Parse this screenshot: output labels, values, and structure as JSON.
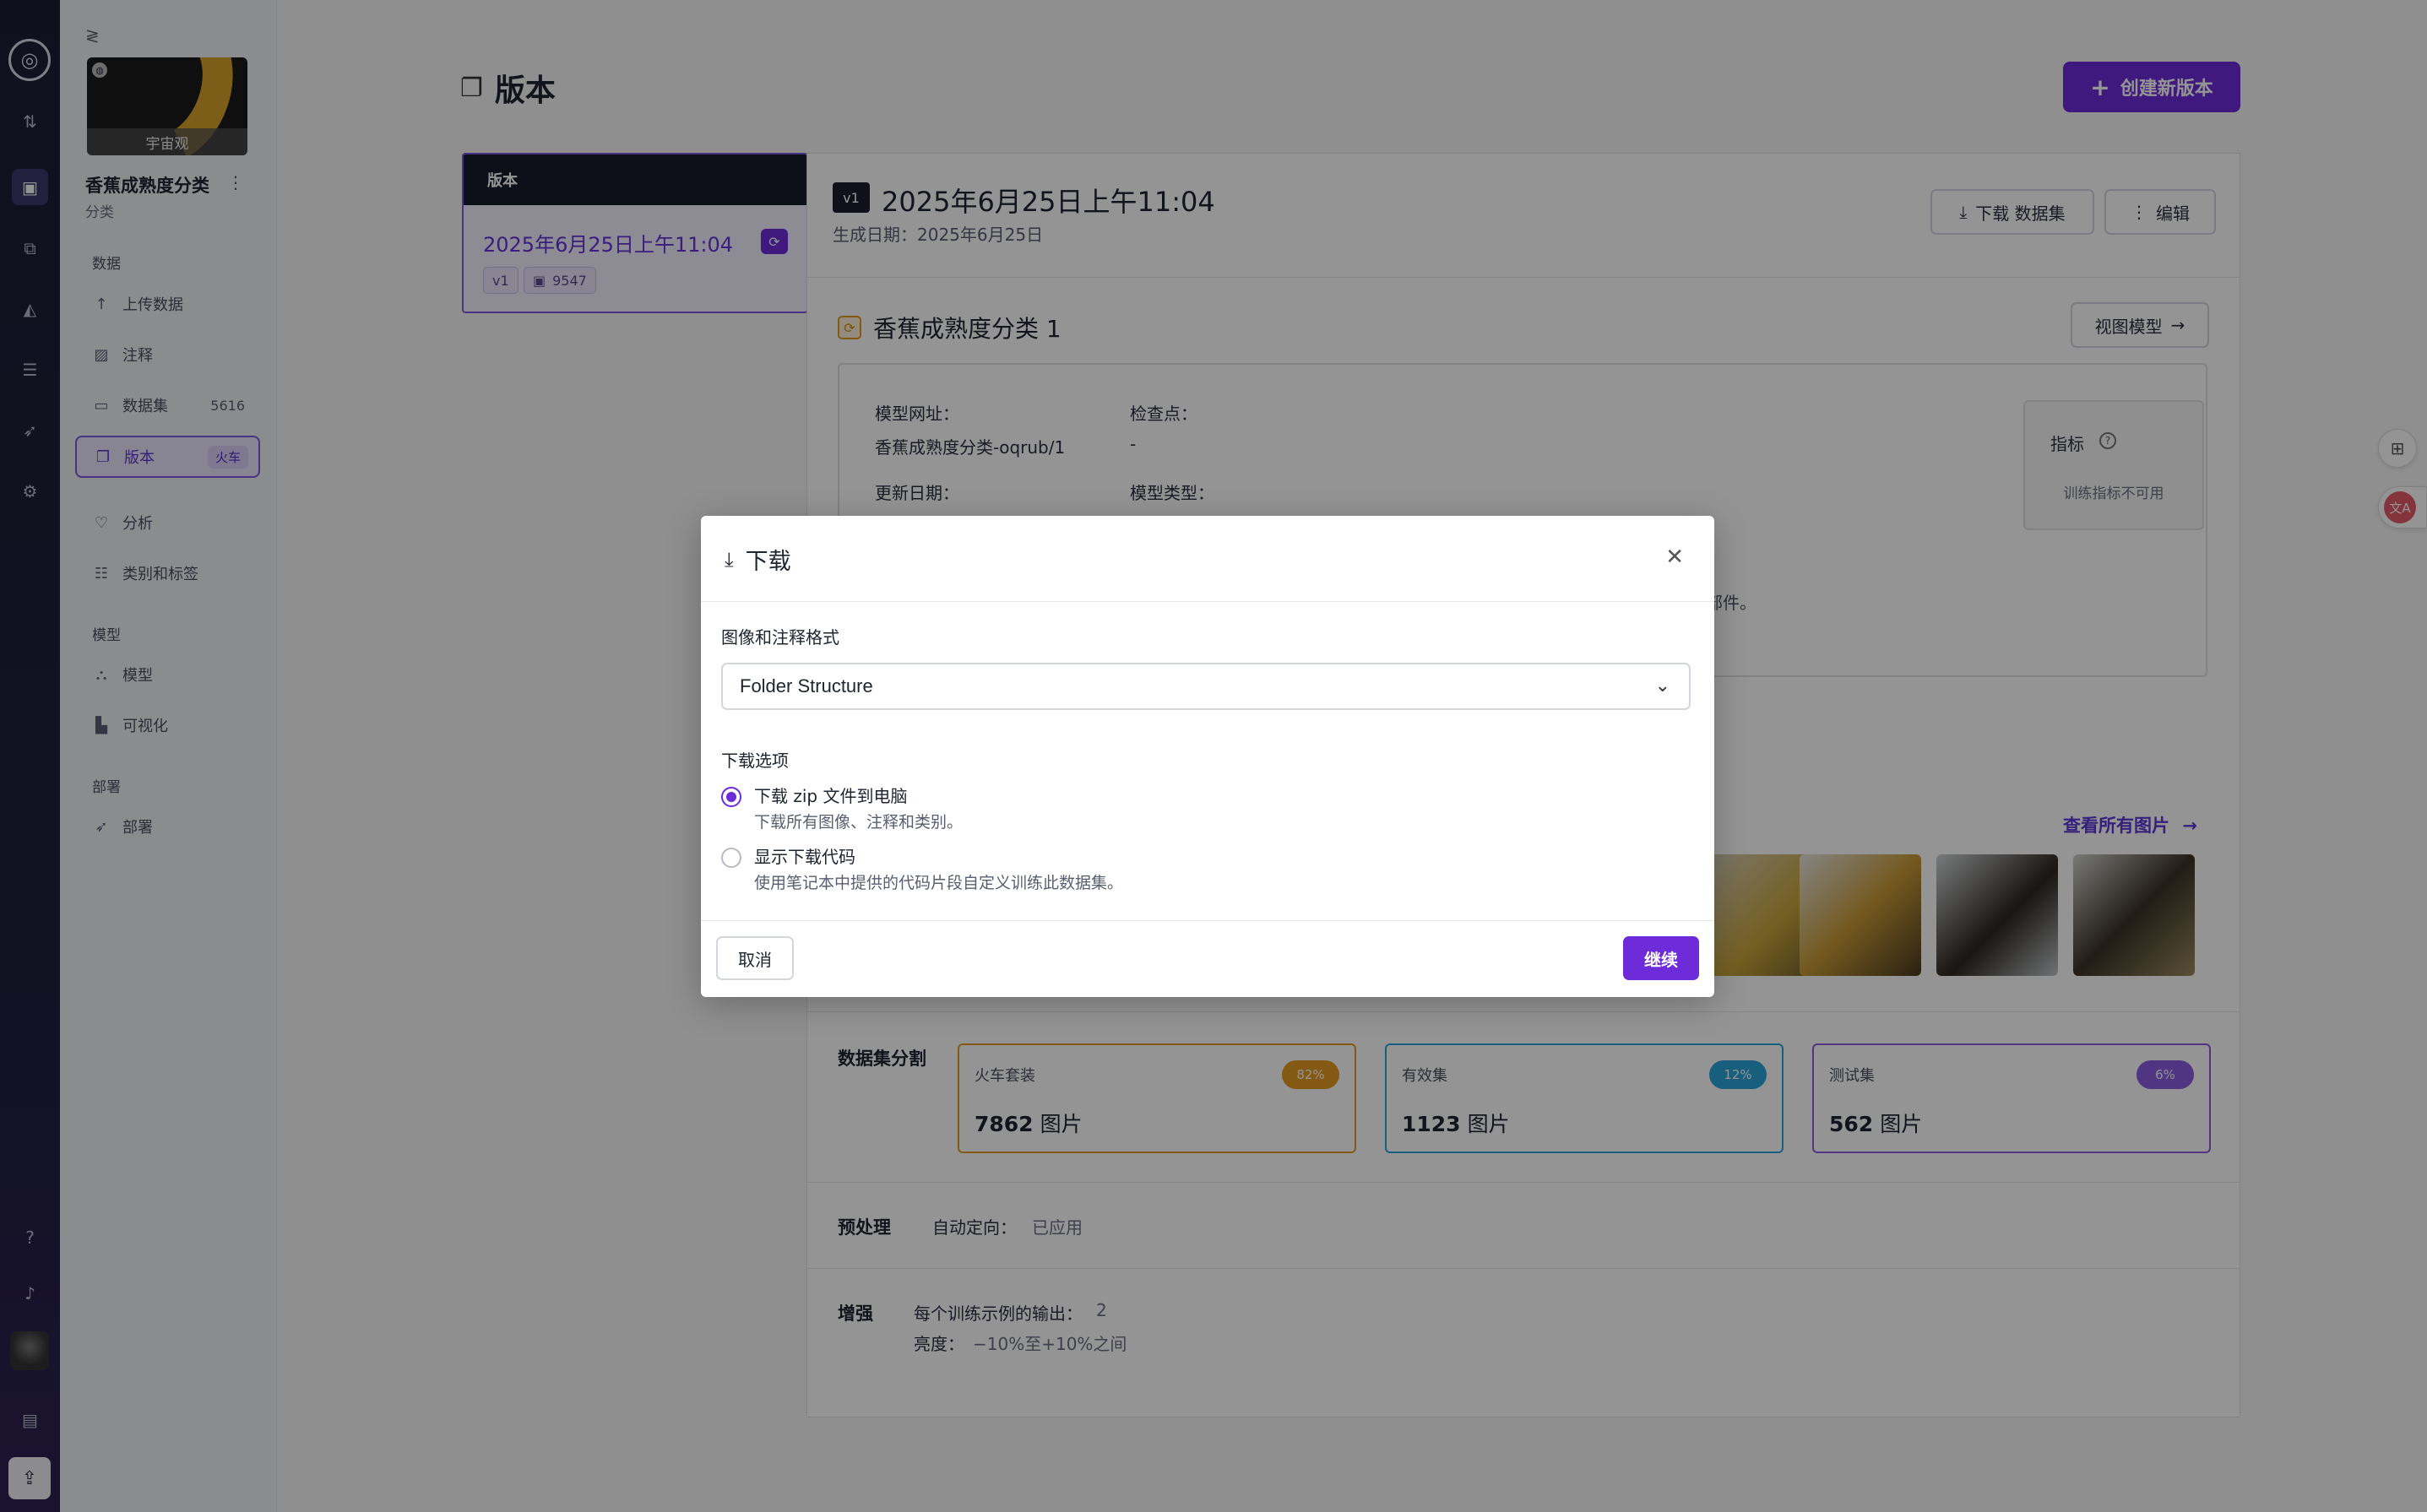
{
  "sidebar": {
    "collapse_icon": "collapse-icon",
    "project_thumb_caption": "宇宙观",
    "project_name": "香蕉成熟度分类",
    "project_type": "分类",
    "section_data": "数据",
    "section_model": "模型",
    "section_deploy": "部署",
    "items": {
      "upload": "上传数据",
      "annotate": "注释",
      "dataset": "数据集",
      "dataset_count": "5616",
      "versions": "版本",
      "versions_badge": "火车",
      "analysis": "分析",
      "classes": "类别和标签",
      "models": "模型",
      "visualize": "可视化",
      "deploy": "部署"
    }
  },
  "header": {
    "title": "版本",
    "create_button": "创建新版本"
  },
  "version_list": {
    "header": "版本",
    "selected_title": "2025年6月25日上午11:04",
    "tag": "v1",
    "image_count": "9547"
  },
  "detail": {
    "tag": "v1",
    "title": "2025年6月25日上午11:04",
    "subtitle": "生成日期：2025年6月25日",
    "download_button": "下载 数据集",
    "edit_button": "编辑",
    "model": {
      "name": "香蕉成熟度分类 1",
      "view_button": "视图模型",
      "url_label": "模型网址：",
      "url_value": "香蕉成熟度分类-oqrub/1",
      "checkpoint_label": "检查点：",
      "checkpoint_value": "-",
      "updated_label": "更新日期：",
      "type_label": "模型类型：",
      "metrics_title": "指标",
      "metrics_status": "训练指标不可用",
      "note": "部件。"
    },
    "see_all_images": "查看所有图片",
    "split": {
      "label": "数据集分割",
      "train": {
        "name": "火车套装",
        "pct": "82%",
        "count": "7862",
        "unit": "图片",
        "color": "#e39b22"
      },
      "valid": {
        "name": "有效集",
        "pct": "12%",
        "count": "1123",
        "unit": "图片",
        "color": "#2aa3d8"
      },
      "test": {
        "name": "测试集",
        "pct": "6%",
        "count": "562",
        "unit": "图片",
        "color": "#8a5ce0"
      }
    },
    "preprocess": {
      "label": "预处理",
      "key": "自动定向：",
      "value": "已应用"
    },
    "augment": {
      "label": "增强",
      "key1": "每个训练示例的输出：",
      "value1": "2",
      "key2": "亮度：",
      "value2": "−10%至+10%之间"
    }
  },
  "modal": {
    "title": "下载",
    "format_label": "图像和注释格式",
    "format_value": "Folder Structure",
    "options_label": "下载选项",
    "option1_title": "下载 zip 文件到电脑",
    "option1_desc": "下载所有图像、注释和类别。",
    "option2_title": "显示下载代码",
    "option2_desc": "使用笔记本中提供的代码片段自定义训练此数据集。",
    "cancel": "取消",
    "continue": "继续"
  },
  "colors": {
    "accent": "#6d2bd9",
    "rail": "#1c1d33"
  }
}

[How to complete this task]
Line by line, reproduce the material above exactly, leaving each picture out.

[Answer section]
Parse this screenshot: output labels, values, and structure as JSON.
{
  "sidebar": {
    "collapse_icon": "collapse-icon",
    "project_thumb_caption": "宇宙观",
    "project_name": "香蕉成熟度分类",
    "project_type": "分类",
    "section_data": "数据",
    "section_model": "模型",
    "section_deploy": "部署",
    "items": {
      "upload": "上传数据",
      "annotate": "注释",
      "dataset": "数据集",
      "dataset_count": "5616",
      "versions": "版本",
      "versions_badge": "火车",
      "analysis": "分析",
      "classes": "类别和标签",
      "models": "模型",
      "visualize": "可视化",
      "deploy": "部署"
    }
  },
  "header": {
    "title": "版本",
    "create_button": "创建新版本"
  },
  "version_list": {
    "header": "版本",
    "selected_title": "2025年6月25日上午11:04",
    "tag": "v1",
    "image_count": "9547"
  },
  "detail": {
    "tag": "v1",
    "title": "2025年6月25日上午11:04",
    "subtitle": "生成日期：2025年6月25日",
    "download_button": "下载 数据集",
    "edit_button": "编辑",
    "model": {
      "name": "香蕉成熟度分类 1",
      "view_button": "视图模型",
      "url_label": "模型网址：",
      "url_value": "香蕉成熟度分类-oqrub/1",
      "checkpoint_label": "检查点：",
      "checkpoint_value": "-",
      "updated_label": "更新日期：",
      "type_label": "模型类型：",
      "metrics_title": "指标",
      "metrics_status": "训练指标不可用",
      "note": "部件。"
    },
    "see_all_images": "查看所有图片",
    "split": {
      "label": "数据集分割",
      "train": {
        "name": "火车套装",
        "pct": "82%",
        "count": "7862",
        "unit": "图片",
        "color": "#e39b22"
      },
      "valid": {
        "name": "有效集",
        "pct": "12%",
        "count": "1123",
        "unit": "图片",
        "color": "#2aa3d8"
      },
      "test": {
        "name": "测试集",
        "pct": "6%",
        "count": "562",
        "unit": "图片",
        "color": "#8a5ce0"
      }
    },
    "preprocess": {
      "label": "预处理",
      "key": "自动定向：",
      "value": "已应用"
    },
    "augment": {
      "label": "增强",
      "key1": "每个训练示例的输出：",
      "value1": "2",
      "key2": "亮度：",
      "value2": "−10%至+10%之间"
    }
  },
  "modal": {
    "title": "下载",
    "format_label": "图像和注释格式",
    "format_value": "Folder Structure",
    "options_label": "下载选项",
    "option1_title": "下载 zip 文件到电脑",
    "option1_desc": "下载所有图像、注释和类别。",
    "option2_title": "显示下载代码",
    "option2_desc": "使用笔记本中提供的代码片段自定义训练此数据集。",
    "cancel": "取消",
    "continue": "继续"
  },
  "colors": {
    "accent": "#6d2bd9",
    "rail": "#1c1d33"
  }
}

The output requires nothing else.